The Sherman Clay Real Estate Division was formed in 1977 as a natural outgrowth of owning and leasing stores. The Division owns and manages seventeen shopping centers as well as several commercial buildings. Michael L. Schwartz is Chief Operating Officer of the Division and its growth is expected to keep pace with the continuing expansion of the music store chain.
In late 1978, the Company mourned the untimely death of Bernard L. Schwartz, Board Chairman and inspiration since 1960. The Company responded with a smooth transition of management. Donald Ravitch, President since 1960, succeeded Mr. Schwartz as Chairman of the Board. Fred Concklin, who served the Company for over eight years in various capacities, including Vice President, was named President of Sherman Clay & Company. Eric Schwartz, who has been associated with the Retail Division for over seven years is now its Chief Operating Officer.
Extending credit is an important factor in the sale of keyboard instruments. Over the years Sherman Clay has provided convenient financing for hundreds of thousands of its customers. This practice led to the formation of its own finance subsidiary, Music Acceptance Corporation.
This youthful team, firmly guided by the rich traditions of successful merchandising, brings a new, zestful and aggressive leadership to Sherman Clay.
In 1980 and early 1981 a total of ten new mall store locations were opened in existing mall markets. In addition, the Company opened eight stores in the new market areas of Houston and San Diego. In 1982 the Company entered the Dallas market with several new stores.
More than a century has passed since young Leander Sherman started Westward from Boston with his dream. Undaunted by the turbulence of burgeoning San Francisco, he had the insight to see beneath its rough exterior and envision its potential refinement.
Today, San Francisco is recognized as one of the nation's foremost centers of the arts-and no small part of that is due to the influence of Leander Sherman and the firm he founded in 1870. Similarly, other major Western markets have felt the influence of Sherman Clay and its cultural contributions.
Sherman Clay has weathered wars, a depression, and the most serious earthquake to take place in this country, never faltering from its original goal: bringing culture to the American home by providing the finest in musical keyboard instruments.
More people have purchased pianos from Sherman Clay stores than from any other retailer-over a million instruments of all types.
Sherman Clay was purchased almost 50 years ago (only the second owner in our history) by Bern Schwartz. He continued the legacy of providing the communities where we have stores with outstanding piano concerts and the finest quality new and pre-owned pianos. After many years of building upon Sherman Clay's fine reputation and growing the business, Bern Schwartz began a new career as a professional photographer and received accolades of praise from critics in the U.S. and abroad. www.bernschwartz.org
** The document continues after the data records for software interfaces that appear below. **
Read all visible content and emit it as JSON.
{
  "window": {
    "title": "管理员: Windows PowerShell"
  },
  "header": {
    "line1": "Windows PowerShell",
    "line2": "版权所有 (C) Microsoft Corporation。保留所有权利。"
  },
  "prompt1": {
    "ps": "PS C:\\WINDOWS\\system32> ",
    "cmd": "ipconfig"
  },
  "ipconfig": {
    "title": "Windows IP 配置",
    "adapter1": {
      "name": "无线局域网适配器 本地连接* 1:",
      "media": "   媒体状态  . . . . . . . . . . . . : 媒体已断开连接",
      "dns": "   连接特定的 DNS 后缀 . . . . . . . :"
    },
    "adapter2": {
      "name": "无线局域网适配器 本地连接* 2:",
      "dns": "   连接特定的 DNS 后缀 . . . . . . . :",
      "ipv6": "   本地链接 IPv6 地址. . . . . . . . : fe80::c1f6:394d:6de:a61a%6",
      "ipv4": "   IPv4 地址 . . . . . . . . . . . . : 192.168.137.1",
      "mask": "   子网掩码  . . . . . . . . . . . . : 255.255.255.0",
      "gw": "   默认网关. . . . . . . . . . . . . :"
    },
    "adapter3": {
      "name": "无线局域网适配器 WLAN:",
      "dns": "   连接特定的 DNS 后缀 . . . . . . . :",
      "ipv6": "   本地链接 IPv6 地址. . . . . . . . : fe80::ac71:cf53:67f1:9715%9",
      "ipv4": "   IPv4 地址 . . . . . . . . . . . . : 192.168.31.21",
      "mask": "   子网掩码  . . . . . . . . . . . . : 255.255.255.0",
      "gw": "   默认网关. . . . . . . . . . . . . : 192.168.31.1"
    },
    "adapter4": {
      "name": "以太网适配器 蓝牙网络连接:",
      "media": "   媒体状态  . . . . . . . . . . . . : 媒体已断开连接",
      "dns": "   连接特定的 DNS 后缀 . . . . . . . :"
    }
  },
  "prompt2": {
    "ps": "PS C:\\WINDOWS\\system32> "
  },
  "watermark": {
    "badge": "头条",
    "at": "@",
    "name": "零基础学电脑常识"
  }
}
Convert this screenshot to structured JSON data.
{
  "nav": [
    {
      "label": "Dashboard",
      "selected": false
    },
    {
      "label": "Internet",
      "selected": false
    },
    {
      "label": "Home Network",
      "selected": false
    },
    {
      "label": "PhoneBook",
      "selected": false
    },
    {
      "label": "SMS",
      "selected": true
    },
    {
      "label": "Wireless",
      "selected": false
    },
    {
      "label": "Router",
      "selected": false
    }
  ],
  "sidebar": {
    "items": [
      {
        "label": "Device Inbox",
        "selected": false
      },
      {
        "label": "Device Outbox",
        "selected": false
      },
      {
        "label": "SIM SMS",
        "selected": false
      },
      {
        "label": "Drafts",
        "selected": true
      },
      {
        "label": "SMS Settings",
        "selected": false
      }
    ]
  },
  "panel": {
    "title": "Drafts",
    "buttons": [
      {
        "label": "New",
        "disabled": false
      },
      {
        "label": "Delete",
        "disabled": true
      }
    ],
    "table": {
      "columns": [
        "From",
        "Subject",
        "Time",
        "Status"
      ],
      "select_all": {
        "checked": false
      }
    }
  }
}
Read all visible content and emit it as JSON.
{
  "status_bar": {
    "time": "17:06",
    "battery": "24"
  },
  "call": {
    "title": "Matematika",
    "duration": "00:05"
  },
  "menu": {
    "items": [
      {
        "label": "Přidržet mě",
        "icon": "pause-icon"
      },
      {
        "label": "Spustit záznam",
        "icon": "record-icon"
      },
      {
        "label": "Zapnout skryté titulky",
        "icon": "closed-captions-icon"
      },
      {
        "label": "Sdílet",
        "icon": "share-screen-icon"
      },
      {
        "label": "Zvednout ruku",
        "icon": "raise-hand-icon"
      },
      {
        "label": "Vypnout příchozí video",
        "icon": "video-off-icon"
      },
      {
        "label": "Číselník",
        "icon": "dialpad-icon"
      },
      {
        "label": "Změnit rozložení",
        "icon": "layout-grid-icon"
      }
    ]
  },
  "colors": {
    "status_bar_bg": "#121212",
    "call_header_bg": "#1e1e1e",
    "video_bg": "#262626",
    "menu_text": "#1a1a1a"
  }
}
The story of Sherman Clay and its success cannot end on this page, for already the Company plans further expansion to bring the rich legacies of Leander Sherman to more people and places.